Recorded data:
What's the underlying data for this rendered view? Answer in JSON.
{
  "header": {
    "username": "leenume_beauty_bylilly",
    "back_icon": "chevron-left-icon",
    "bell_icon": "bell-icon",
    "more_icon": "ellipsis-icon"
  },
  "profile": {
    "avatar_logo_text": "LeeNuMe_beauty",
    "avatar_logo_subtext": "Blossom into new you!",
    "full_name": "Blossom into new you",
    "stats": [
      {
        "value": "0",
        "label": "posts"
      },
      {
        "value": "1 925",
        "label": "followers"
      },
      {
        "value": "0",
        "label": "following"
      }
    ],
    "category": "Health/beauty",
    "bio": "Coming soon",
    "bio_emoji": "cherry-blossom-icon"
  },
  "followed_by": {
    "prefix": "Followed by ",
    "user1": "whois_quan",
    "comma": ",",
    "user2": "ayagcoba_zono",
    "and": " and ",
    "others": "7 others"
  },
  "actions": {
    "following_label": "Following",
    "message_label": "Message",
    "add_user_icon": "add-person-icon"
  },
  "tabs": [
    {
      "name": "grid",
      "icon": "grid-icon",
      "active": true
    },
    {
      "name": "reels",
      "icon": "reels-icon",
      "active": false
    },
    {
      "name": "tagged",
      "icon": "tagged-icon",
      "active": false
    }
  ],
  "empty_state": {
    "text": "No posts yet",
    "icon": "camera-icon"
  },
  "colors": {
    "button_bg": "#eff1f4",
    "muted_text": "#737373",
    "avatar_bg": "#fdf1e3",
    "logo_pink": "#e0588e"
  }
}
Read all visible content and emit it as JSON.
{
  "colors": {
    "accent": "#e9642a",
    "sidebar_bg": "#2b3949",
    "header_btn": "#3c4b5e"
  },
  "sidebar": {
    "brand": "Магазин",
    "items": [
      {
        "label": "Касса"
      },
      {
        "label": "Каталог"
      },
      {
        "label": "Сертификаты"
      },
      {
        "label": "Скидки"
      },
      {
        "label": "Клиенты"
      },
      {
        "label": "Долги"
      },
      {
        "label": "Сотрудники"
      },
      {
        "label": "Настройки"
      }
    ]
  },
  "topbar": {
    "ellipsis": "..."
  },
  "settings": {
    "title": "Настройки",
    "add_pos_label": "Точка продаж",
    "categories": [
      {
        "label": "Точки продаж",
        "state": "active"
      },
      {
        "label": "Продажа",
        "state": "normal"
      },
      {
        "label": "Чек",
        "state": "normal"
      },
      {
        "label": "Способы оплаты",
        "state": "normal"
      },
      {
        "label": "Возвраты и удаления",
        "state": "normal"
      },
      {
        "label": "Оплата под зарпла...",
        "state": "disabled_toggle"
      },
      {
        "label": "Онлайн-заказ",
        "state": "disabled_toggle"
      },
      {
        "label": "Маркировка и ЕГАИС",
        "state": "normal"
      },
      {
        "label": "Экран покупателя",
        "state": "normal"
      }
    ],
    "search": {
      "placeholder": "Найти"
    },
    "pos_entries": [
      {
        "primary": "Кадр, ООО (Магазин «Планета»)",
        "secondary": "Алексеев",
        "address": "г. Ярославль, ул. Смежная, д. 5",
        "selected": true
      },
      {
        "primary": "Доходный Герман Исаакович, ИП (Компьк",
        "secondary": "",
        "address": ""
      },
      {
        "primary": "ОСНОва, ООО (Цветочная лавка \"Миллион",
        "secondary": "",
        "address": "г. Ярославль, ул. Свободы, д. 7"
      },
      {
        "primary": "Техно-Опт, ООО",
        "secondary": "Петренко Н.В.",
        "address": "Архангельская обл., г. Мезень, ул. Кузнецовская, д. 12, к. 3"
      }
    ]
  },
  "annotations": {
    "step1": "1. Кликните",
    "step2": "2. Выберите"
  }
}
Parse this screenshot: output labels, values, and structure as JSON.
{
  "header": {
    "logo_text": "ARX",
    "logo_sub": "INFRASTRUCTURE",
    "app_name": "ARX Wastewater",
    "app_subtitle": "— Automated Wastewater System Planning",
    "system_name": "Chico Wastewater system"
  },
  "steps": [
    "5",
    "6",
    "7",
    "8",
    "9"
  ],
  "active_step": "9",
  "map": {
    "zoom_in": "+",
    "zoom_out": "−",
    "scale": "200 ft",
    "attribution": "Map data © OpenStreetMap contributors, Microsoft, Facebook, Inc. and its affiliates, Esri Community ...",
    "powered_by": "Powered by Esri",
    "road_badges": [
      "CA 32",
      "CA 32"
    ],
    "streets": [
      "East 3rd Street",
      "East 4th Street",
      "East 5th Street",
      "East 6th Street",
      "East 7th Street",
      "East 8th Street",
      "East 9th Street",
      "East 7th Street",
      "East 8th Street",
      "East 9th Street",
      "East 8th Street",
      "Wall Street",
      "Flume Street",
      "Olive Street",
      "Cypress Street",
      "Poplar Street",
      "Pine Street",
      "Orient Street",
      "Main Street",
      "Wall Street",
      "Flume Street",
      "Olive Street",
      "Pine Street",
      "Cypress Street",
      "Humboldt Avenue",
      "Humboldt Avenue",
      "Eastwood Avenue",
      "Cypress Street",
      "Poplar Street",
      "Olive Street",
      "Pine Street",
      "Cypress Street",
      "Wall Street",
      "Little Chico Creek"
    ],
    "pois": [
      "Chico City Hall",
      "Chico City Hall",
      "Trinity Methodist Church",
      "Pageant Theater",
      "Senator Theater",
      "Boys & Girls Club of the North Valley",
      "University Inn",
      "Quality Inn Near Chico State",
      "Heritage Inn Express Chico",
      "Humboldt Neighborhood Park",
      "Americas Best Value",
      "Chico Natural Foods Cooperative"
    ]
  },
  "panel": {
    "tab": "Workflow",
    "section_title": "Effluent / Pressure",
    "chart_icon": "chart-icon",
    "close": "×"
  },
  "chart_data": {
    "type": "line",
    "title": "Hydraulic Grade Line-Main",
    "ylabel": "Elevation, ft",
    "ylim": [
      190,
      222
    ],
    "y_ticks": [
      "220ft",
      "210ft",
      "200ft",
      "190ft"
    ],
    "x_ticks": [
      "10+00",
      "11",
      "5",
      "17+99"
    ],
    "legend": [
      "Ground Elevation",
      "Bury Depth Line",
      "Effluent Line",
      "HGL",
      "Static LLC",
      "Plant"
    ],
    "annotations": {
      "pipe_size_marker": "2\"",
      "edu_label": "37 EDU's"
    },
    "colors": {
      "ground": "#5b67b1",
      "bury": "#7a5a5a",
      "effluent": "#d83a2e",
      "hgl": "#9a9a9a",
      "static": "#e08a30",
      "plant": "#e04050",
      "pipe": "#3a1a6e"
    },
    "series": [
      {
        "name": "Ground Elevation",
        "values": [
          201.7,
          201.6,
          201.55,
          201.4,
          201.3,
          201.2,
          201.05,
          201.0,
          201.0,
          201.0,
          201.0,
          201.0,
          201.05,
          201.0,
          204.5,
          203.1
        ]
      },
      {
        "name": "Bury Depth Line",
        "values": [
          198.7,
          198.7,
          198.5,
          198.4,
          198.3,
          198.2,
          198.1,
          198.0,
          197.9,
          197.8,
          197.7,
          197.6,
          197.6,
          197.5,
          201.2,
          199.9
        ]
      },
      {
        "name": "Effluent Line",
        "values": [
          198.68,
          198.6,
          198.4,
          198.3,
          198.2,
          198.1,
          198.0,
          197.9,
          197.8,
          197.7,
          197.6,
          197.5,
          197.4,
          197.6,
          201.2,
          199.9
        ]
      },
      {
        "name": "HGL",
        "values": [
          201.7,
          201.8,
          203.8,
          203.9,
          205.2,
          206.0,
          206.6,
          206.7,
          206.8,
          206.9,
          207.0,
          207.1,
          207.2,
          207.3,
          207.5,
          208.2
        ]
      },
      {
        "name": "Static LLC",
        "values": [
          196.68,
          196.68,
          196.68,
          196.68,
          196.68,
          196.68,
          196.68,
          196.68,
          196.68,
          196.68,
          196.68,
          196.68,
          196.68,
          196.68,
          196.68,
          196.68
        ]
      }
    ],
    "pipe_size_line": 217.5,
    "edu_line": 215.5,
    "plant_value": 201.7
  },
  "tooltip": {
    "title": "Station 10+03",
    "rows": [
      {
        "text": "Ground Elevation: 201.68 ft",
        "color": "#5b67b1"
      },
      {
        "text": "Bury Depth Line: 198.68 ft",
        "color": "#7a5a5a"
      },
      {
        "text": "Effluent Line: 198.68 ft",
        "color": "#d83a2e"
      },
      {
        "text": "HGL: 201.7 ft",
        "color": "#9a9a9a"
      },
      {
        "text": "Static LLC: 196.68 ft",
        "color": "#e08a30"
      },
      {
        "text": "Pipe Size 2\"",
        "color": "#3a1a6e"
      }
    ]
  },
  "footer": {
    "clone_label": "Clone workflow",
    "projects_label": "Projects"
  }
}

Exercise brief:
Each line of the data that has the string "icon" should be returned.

Finished task:
    "back_icon": "chevron-left-icon",
    "bell_icon": "bell-icon",
    "more_icon": "ellipsis-icon"
    "bio_emoji": "cherry-blossom-icon"
    "add_user_icon": "add-person-icon"
      "icon": "grid-icon",
      "icon": "reels-icon",
      "icon": "tagged-icon",
    "icon": "camera-icon"
    "chart_icon": "chart-icon",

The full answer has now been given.